A novel, single-use Vertical-Wheel bioreactor system was designed and introduced in an attempt to provide these capabilities. Experiments with various cell types such as human mesenchymal stem cells (MSCs), embryonic stem cells (ESCs), pluripotent stem cells (PSCs), and chondrocytes have been performed in different sizes of Vertical-Wheel bioreactors with the following results. Comparable cell growth of MSCs (550,000 to 600,000 cells/mL on day 5) in a xeno-free microcarrier culture was achieved in three different scales of bioreactors (0.1L, 3L, and 15L). After the cell expansion phase, in-vessel cell dissociation from microcarriers using Trypsin was performed in the 15L Vertical-Wheel bioreactors with a greater than 90% harvest yield. Aggregates of ESCs grown in 0.5L Vertical-Wheel bioreactors were shown to be more uniform in size compared to aggregates grown in stirred-type spinner flasks. Furthermore, the narrow range of aggregate sizes (150-250 microns) after three days of cultivation in 0.5L Vertical-Wheel bioreactors was reproduced at larger 3L scale. The size of PSC aggregates could also be controlled by adjusting agitation rate, with higher speeds resulting in smaller aggregates and lower speeds in larger aggregates. In addition, pluripotency of PSC aggregates was maintained after cell expansion, as indicated by specific surface marker identifiers. Directed differentiation of PSCs in a single-use bioreactor is another important challenge of manufacturing scale up. Vertical-Wheel bioreactors have been used to successfully differentiate PSCs into different types of target cells, such as insulin-producing SC-islets or cerebellar organoids.
In order for single-use bioreactors to become the standard manufacturing platform for cell therapy products, an ideal bioreactor system should be able to deliver highly productive, reliable, and reproducible cell culture performance at commercial scale. Further details regarding manufacturing challenges and experimental data will be discussed in this presentation.

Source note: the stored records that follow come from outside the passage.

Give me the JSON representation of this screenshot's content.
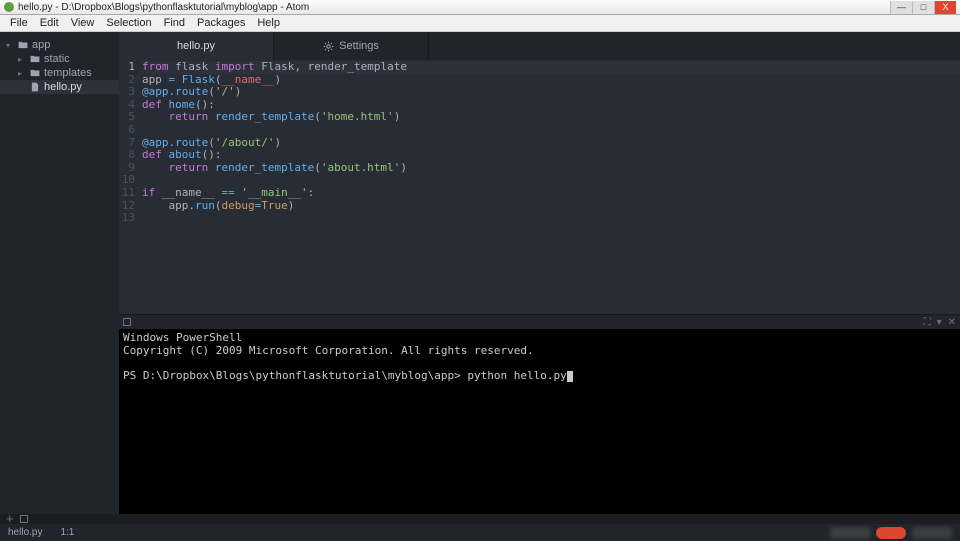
{
  "window": {
    "title": "hello.py - D:\\Dropbox\\Blogs\\pythonflasktutorial\\myblog\\app - Atom",
    "controls": {
      "min": "—",
      "max": "□",
      "close": "X"
    }
  },
  "menu": [
    "File",
    "Edit",
    "View",
    "Selection",
    "Find",
    "Packages",
    "Help"
  ],
  "tree": {
    "root": "app",
    "folders": [
      "static",
      "templates"
    ],
    "files": [
      "hello.py"
    ]
  },
  "tabs": [
    {
      "label": "hello.py",
      "active": true
    },
    {
      "label": "Settings",
      "active": false,
      "icon": "gear"
    }
  ],
  "code": {
    "active_line": 1,
    "lines": [
      {
        "n": 1,
        "tokens": [
          [
            "from ",
            "k-purple"
          ],
          [
            "flask ",
            ""
          ],
          [
            "import ",
            "k-purple"
          ],
          [
            "Flask",
            ""
          ],
          [
            ", ",
            ""
          ],
          [
            "render_template",
            ""
          ]
        ]
      },
      {
        "n": 2,
        "tokens": [
          [
            "app ",
            ""
          ],
          [
            "= ",
            "k-cyan"
          ],
          [
            "Flask",
            "k-blue"
          ],
          [
            "(",
            ""
          ],
          [
            "__name__",
            "k-red"
          ],
          [
            ")",
            ""
          ]
        ]
      },
      {
        "n": 3,
        "tokens": [
          [
            "@app.route",
            "k-blue"
          ],
          [
            "(",
            ""
          ],
          [
            "'/'",
            "k-green"
          ],
          [
            ")",
            ""
          ]
        ]
      },
      {
        "n": 4,
        "tokens": [
          [
            "def ",
            "k-purple"
          ],
          [
            "home",
            "k-blue"
          ],
          [
            "():",
            ""
          ]
        ]
      },
      {
        "n": 5,
        "tokens": [
          [
            "    ",
            ""
          ],
          [
            "return ",
            "k-purple"
          ],
          [
            "render_template",
            "k-blue"
          ],
          [
            "(",
            ""
          ],
          [
            "'home.html'",
            "k-green"
          ],
          [
            ")",
            ""
          ]
        ]
      },
      {
        "n": 6,
        "tokens": [
          [
            "",
            ""
          ]
        ]
      },
      {
        "n": 7,
        "tokens": [
          [
            "@app.route",
            "k-blue"
          ],
          [
            "(",
            ""
          ],
          [
            "'/about/'",
            "k-green"
          ],
          [
            ")",
            ""
          ]
        ]
      },
      {
        "n": 8,
        "tokens": [
          [
            "def ",
            "k-purple"
          ],
          [
            "about",
            "k-blue"
          ],
          [
            "():",
            ""
          ]
        ]
      },
      {
        "n": 9,
        "tokens": [
          [
            "    ",
            ""
          ],
          [
            "return ",
            "k-purple"
          ],
          [
            "render_template",
            "k-blue"
          ],
          [
            "(",
            ""
          ],
          [
            "'about.html'",
            "k-green"
          ],
          [
            ")",
            ""
          ]
        ]
      },
      {
        "n": 10,
        "tokens": [
          [
            "",
            ""
          ]
        ]
      },
      {
        "n": 11,
        "tokens": [
          [
            "if ",
            "k-purple"
          ],
          [
            "__name__ ",
            ""
          ],
          [
            "== ",
            "k-cyan"
          ],
          [
            "'__main__'",
            "k-green"
          ],
          [
            ":",
            ""
          ]
        ]
      },
      {
        "n": 12,
        "tokens": [
          [
            "    app.",
            ""
          ],
          [
            "run",
            "k-blue"
          ],
          [
            "(",
            ""
          ],
          [
            "debug",
            "k-orange"
          ],
          [
            "=",
            "k-cyan"
          ],
          [
            "True",
            "k-orange"
          ],
          [
            ")",
            ""
          ]
        ]
      },
      {
        "n": 13,
        "tokens": [
          [
            "",
            ""
          ]
        ]
      }
    ]
  },
  "terminal": {
    "header": "Windows PowerShell",
    "copyright": "Copyright (C) 2009 Microsoft Corporation. All rights reserved.",
    "prompt": "PS D:\\Dropbox\\Blogs\\pythonflasktutorial\\myblog\\app>",
    "command": "python hello.py"
  },
  "status": {
    "file": "hello.py",
    "pos": "1:1"
  }
}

Brian Lee, Yas Hashimura, Sunghoon Jung, and Maximilian Lee, "Scale up of allogeneic cell therapy manufacturing in single-use bioreactors: Challenges, insights and solutions" in "Advancing Manufacture of Cell and Gene Therapies VI", Dolores Baksh, GE Healthcare, USA Rod Rietze, Novartis, USA Ivan Wall, Aston University, United Kingdom Eds, ECI Symposium Series, (2019). http://dc.engconfintl.org/cell_gene_therapies_vi/96